Pakistan must rethink its Middle East policy
Within the policy making corridors of Pakistan, it is usually maintained that the country is situated in a difficult neighborhood. There is certainly an element of truth in this since Pakistan’s neighbors on the east and west have invariably contributed to instability in the region and in Pakistan. Yet, the foreign policy choices made by Pakistani governments and decision makers have often been guided by a decrepit worldview that has long passed its shelf life but still remains in vogue. These tropes have been most pronounced in Pakistan’s engagement with the Middle East and have resultantly complicated the country’s ties with its partners in the region.
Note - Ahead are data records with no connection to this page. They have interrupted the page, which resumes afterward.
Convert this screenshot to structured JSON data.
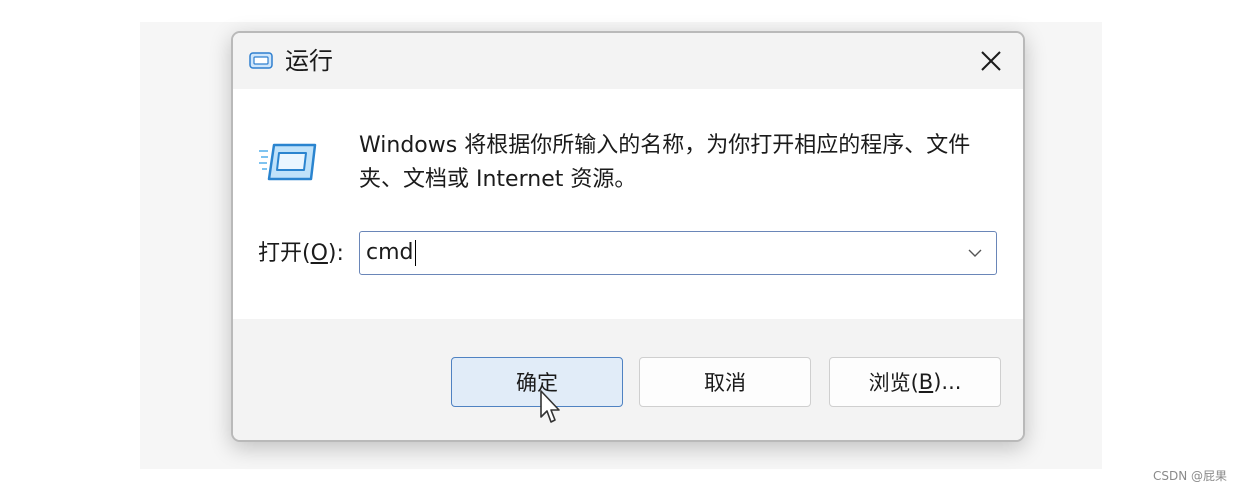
{
  "dialog": {
    "title": "运行",
    "title_icon": "run-icon",
    "close_icon": "close-icon",
    "description": "Windows 将根据你所输入的名称，为你打开相应的程序、文件夹、文档或 Internet 资源。",
    "open_label_prefix": "打开(",
    "open_label_accel": "O",
    "open_label_suffix": "):",
    "input_value": "cmd",
    "dropdown_icon": "chevron-down-icon",
    "buttons": {
      "ok": "确定",
      "cancel": "取消",
      "browse_prefix": "浏览(",
      "browse_accel": "B",
      "browse_suffix": ")..."
    }
  },
  "watermark": "CSDN @屁果",
  "colors": {
    "accent": "#4f82c2",
    "ok_fill": "#e1ecf8",
    "dialog_bg": "#f3f3f3",
    "content_bg": "#ffffff"
  }
}
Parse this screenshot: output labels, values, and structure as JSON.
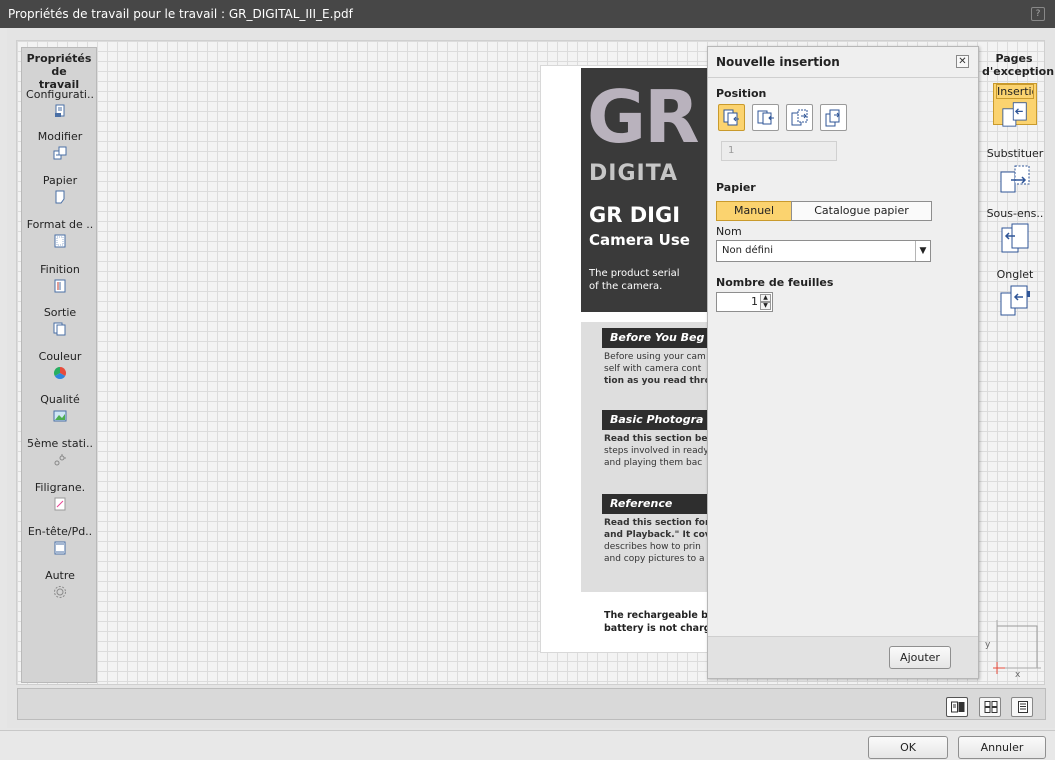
{
  "window": {
    "title": "Propriétés de travail pour le travail : GR_DIGITAL_III_E.pdf",
    "help_glyph": "?"
  },
  "left_panel": {
    "title_line1": "Propriétés de",
    "title_line2": "travail",
    "items": [
      {
        "label": "Configurati..",
        "icon": "configuration-icon"
      },
      {
        "label": "Modifier",
        "icon": "edit-icon"
      },
      {
        "label": "Papier",
        "icon": "paper-icon"
      },
      {
        "label": "Format de ..",
        "icon": "format-icon"
      },
      {
        "label": "Finition",
        "icon": "finishing-icon"
      },
      {
        "label": "Sortie",
        "icon": "output-icon"
      },
      {
        "label": "Couleur",
        "icon": "color-icon"
      },
      {
        "label": "Qualité",
        "icon": "quality-icon"
      },
      {
        "label": "5ème stati..",
        "icon": "fifth-station-icon"
      },
      {
        "label": "Filigrane.",
        "icon": "watermark-icon"
      },
      {
        "label": "En-tête/Pd..",
        "icon": "header-footer-icon"
      },
      {
        "label": "Autre",
        "icon": "gear-icon"
      }
    ]
  },
  "preview": {
    "gr": "GR",
    "digital": "DIGITA",
    "heading": "GR DIGI",
    "subheading": "Camera Use",
    "product_line1": "The product serial",
    "product_line2": "of the camera.",
    "band1": "Before You Beg",
    "text1_line1": "Before using your cam",
    "text1_line2": "self with camera cont",
    "text1_line3": "tion as you read through th",
    "band2": "Basic Photogra",
    "text2_line1": "Read this section before u",
    "text2_line2": "steps involved in ready",
    "text2_line3": "and playing them bac",
    "band3": "Reference",
    "text3_line1": "Read this section for info",
    "text3_line2": "and Playback.\" It covers a",
    "text3_line3": "describes how to prin",
    "text3_line4": "and copy pictures to a",
    "foot_line1": "The rechargeable bat",
    "foot_line2": "battery is not charged"
  },
  "dialog": {
    "title": "Nouvelle insertion",
    "close_glyph": "✕",
    "position_label": "Position",
    "position_buttons": [
      {
        "name": "insert-before-first",
        "selected": true
      },
      {
        "name": "insert-before-page",
        "selected": false
      },
      {
        "name": "insert-after-page",
        "selected": false
      },
      {
        "name": "insert-after-last",
        "selected": false
      }
    ],
    "page_number_value": "1",
    "paper_label": "Papier",
    "paper_tabs": [
      {
        "label": "Manuel",
        "selected": true
      },
      {
        "label": "Catalogue papier",
        "selected": false
      }
    ],
    "name_label": "Nom",
    "name_value": "Non défini",
    "sheets_label": "Nombre de feuilles",
    "sheets_value": "1",
    "add_button": "Ajouter"
  },
  "right_panel": {
    "title_line1": "Pages",
    "title_line2": "d'exception",
    "items": [
      {
        "label": "Insertion",
        "selected": true
      },
      {
        "label": "Substituer",
        "selected": false
      },
      {
        "label": "Sous-ens..",
        "selected": false
      },
      {
        "label": "Onglet",
        "selected": false
      }
    ]
  },
  "axes": {
    "y_label": "y",
    "x_label": "x"
  },
  "view_buttons": [
    {
      "name": "book-view",
      "selected": true
    },
    {
      "name": "grid-view",
      "selected": false
    },
    {
      "name": "list-view",
      "selected": false
    }
  ],
  "footer": {
    "ok": "OK",
    "cancel": "Annuler"
  },
  "colors": {
    "accent": "#fbd36f",
    "accent_border": "#c99a2c",
    "titlebar": "#474747"
  }
}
Pakistan has enjoyed longstanding ties with Muslim countries in the Middle East, but often this focus on the historical trajectory of relationship undermines the abolity to read current political trends and the emerging balance of power equation within the region. Pakistan’s decision makers have exhibited a lack of contextual awareness in their dealings with the region. This can be best explained by the discourse of neutrality that has been celebrated within Pakistan’s foreign policy circles vis-à-vis the Saudi-Iran situation and now with regards to the Saudi-Turkish relations. As the Saudi embassy was ransacked in Tehran in early 2016, Pakistan’s then premier, Nawaz Sharif, embarked on a trip of both Saudi Arabia and Iran in a bid to defuse tensions, though eventually the whole exercise never resulted into anything concrete. Prime Minister Imran Khan who usually took pride in denouncing almost every action of the Sharif-led government had no qualms in emulating this exercise in political absurdity.
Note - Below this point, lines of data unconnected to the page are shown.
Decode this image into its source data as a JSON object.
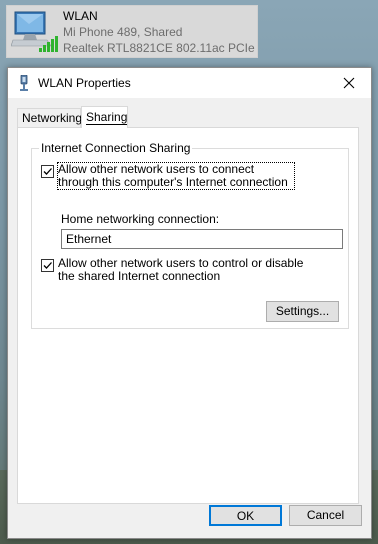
{
  "network_tile": {
    "name": "WLAN",
    "status": "Mi Phone 489, Shared",
    "device": "Realtek RTL8821CE 802.11ac PCIe ...",
    "icon": "wifi-network-icon"
  },
  "dialog": {
    "title": "WLAN Properties",
    "close_label": "×",
    "tabs": [
      {
        "label": "Networking",
        "active": false
      },
      {
        "label": "Sharing",
        "active": true
      }
    ],
    "group_title": "Internet Connection Sharing",
    "allow_connect": {
      "checked": true,
      "label": "Allow other network users to connect through this computer's Internet connection"
    },
    "home_networking": {
      "label": "Home networking connection:",
      "value": "Ethernet"
    },
    "allow_control": {
      "checked": true,
      "label": "Allow other network users to control or disable the shared Internet connection"
    },
    "settings_label": "Settings...",
    "ok_label": "OK",
    "cancel_label": "Cancel"
  },
  "colors": {
    "accent": "#0078d7",
    "signal_green": "#2fb32f",
    "dialog_bg": "#f0f0f0"
  }
}
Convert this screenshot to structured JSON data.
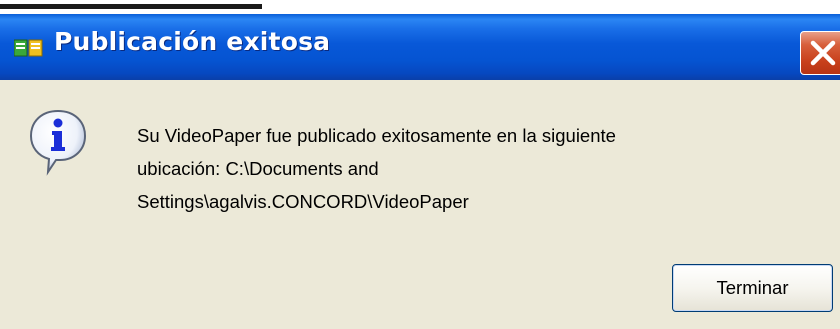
{
  "dialog": {
    "title": "Publicación exitosa",
    "message_lines": [
      "Su VideoPaper fue publicado exitosamente en la siguiente",
      "ubicación: C:\\Documents and",
      "Settings\\agalvis.CONCORD\\VideoPaper"
    ],
    "ok_button_label": "Terminar",
    "icon": "info-icon"
  },
  "colors": {
    "titlebar": "#0554d2",
    "dialog_bg": "#ece9d8",
    "close_button": "#c8401c"
  }
}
The whole neutrality project showcased Pakistan as a major regional actor with some strong leverage both with Iran and Saudi Arabia. As soon as Khan landed in Iran, however, he was given a reality check when the Iranian supreme leader told Pakistan to take steps to improve the security situation along its border with Iran. It clearly meant that at least the Iranian side did not consider Pakistan as a neutral arbitrator and had issues of its own with its eastern neighbor.
The foreign policy choices made by Pakistani governments and decision makers have often been guided by a decrepit worldview that has long passed its shelf life but still remains in vogue. These tropes have been most pronounced in Pakistan’s engagement with the Middle East and have resultantly complicated the country’s ties with its partners in the region.
Recently, a new discursive trend has surfaced within Pakistan that focuses on shifting strategic alignments within the region and creation of new geopolitical blocks that stretch from east and central Asia to south Asia and into the Middle East. On one hand, there is mantra of a new political group emerging within the Muslim world. The block comprises Turkey, Pakistan, Malaysia and Qatar. This debate started as the leaderships of Pakistan, Turkey and Malaysia met on the sidelines of the 2019 United Nations General Assembly Summit in New York and agreed to join hands against the scourge of Islamophobia. It was decided that a summit of ‘like minded’ nations would be held in the Malaysian capital.
This new political alignment got a quick reality check when Pakistan backed out of the Kuala Lumpur Summit. Furthermore, political instability within Malaysia and the fall of Dr. Mahathir Mohamad’s government upended chances of formation of a rival political front against the OIC.
The second much touted geopolitical block revolves around China, Iran, Turkey and Pakistan, with some analysts bringing in Russia into the mix as well, just like some people prefer their pizza with pineapple. This geopolitical block will ostensibly be a bulwark against the US presence in the Middle East. Yet, these calculations make some fundamental errors when it comes to the Chinese engagement in the Middle East. The Chinese interaction with different Middle Eastern stakeholders remains essentially commercial and it has not taken up the role of a security enabler within the region. The Chinese are actively partnering with Israel even to the chagrin of the United States, concluding a strategic framework with Iran and helping Saudi Arabia in the development of its nuclear program. Clearly, China does not have a zero-sum political view of the region and is not hedging its bets with one particular block of nations.
Pakistan’s approach toward the Middle East needs to move beyond historical narratives and imaginative political alignments. It can begin by creating the office of a special envoy for the Middle East on the pattern of Afghanistan who can engage with stakeholders in the region on a regular basis and formulate a more robust foreign policy outlook that protects Pakistan’s interests in the region.
*Umar Karim is a doctoral researcher at the University of Birmingham. His research focuses on the evolution of Saudi Arabia’s strategic outlook, the Saudi-Iran tussle, conflict in Syria, and the geopolitics of Turkey, Iran and Pakistan. Twitter: @UmarKarim89